and has radically changed the traditional lifestyles of village communities. And there's no turning back. The KKH is a one-way street towards globalisation.

The route from Islamabad to Gilgit, the capital of the Northern Areas, is almost 600km. The perilous trip by bus takes around 14 hours, and frequently, the road is impassable. (Speaks Pakistani language) TRANSLATION: Once there was a huge rockslide, and I had to take the passengers back. The road was blocked for two days. I often have problems with the tyres, the engine and the brakes. The large buses from the lower areas travel to Gilgit.

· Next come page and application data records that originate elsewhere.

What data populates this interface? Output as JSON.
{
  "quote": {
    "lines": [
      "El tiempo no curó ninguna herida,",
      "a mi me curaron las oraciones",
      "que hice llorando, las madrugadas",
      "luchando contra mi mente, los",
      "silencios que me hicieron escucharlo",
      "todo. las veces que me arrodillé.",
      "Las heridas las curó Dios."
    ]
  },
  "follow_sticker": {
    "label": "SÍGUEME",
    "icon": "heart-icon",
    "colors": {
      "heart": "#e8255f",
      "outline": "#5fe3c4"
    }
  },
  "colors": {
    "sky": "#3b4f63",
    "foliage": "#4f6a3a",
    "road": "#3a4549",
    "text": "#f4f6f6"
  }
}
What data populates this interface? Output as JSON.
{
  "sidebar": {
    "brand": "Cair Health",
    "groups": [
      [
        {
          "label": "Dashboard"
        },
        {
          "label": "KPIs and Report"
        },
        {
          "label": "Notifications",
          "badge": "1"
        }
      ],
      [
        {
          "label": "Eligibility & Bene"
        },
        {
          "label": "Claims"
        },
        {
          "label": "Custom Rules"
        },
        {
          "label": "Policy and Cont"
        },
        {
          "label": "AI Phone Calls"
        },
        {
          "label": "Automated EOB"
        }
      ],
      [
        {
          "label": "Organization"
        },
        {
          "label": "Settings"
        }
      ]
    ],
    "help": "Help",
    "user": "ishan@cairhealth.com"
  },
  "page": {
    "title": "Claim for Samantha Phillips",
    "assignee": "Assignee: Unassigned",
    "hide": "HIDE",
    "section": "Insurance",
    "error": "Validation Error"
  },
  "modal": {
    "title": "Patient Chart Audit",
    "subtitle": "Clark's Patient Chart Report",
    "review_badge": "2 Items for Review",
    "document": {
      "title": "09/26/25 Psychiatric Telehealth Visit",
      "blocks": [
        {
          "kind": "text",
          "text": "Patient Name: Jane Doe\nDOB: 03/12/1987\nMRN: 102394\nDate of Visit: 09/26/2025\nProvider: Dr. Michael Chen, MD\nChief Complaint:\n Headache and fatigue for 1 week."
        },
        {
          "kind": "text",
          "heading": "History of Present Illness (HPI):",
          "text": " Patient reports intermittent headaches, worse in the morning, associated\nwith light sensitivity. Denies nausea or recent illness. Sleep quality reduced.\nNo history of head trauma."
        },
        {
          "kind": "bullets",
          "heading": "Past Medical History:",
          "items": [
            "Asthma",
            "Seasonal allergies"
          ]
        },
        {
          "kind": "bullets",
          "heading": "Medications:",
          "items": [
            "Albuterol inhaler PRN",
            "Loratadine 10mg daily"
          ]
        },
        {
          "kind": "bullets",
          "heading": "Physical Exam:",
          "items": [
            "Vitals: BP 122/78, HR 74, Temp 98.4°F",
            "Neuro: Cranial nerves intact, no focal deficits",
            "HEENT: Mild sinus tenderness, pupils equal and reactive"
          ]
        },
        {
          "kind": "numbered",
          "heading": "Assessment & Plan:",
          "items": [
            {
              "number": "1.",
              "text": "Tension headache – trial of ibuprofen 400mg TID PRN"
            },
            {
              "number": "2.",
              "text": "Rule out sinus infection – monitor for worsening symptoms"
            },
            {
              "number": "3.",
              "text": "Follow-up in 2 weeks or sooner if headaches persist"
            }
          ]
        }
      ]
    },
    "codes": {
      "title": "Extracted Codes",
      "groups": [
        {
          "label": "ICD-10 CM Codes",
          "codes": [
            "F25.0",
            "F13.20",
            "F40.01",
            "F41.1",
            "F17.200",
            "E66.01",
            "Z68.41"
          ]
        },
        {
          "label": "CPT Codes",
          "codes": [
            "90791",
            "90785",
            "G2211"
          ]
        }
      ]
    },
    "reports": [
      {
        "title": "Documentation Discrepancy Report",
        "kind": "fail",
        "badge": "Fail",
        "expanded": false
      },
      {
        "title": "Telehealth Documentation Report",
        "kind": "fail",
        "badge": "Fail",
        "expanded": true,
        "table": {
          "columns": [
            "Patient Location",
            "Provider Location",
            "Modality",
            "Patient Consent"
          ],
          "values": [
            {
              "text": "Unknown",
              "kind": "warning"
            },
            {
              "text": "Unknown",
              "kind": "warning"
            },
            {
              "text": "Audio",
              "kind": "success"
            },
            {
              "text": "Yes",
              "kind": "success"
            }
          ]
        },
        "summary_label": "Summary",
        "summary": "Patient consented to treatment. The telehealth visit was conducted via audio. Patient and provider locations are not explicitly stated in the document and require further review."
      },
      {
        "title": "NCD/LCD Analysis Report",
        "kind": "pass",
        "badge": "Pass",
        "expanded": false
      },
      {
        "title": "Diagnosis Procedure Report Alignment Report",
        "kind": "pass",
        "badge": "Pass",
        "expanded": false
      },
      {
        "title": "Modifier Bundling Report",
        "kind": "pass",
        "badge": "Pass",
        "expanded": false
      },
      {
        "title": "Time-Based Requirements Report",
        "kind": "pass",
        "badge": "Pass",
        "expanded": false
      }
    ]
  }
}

At this point, most passengers transfer to group taxis and small buses, which take them to their villages further along the KKH and in the side valleys. (Speaks Pakistani language) TRANSLATION: In earlier days, we made the trip here from Pasu on foot and by horse. That took 8 to 12 days, then another 8 days, which meant we were travelling 16 days in all. Then the trip took us farther, to Skardu. That was another 20 days, and from there to Srinagar, in Kashmir, in 16 days. Today, we can make the trip from Pasu to Gilgit in one day instead of eight. In recent years, the number of travellers has increased enormously, and this has necessitated the construction of a new bus station outside the city. Enterprising merchants set up their wooden stalls around the large square. Some of the merchants cater to the appetites of the drivers and passengers. Others sell products only recently available here in the mountains. Gilgit is bursting at the seams. This once-small city is spreading rapidly. Many new arrivals come from the lowlands, but most are from the mountain valleys of the region. Every day, trucks deliver supplies from the lowlands to the growing population. At the end of their long trip, the drivers still have to wait before unloading. To prevent complete traffic chaos,

they're not allowed into the city until the evening. (Speaks Pakistani language) TRANSLATION: Normally it takes a week from Karachi to Gilgit. This time we needed longer, because we were held up for two days by a breakdown. And then there was an important holiday along the way. TRANSLATION: At first, we were uneasy about travelling along the dangerous sections of the KKH, but now we've gotten used to it. It's well constructed, and that's good for our business. (Blows whistle)

At 5pm, the truck convoy is allowed into the city. HORN BEEPS The range of goods being delivered is wide. Much of it is provisionally stored, to be picked up later by traders for distribution and sale elsewhere. One item of particular value is cement, tons of which are delivered from the lowlands. The face of Gilgit is changing more and more as concrete structures constantly shoot up.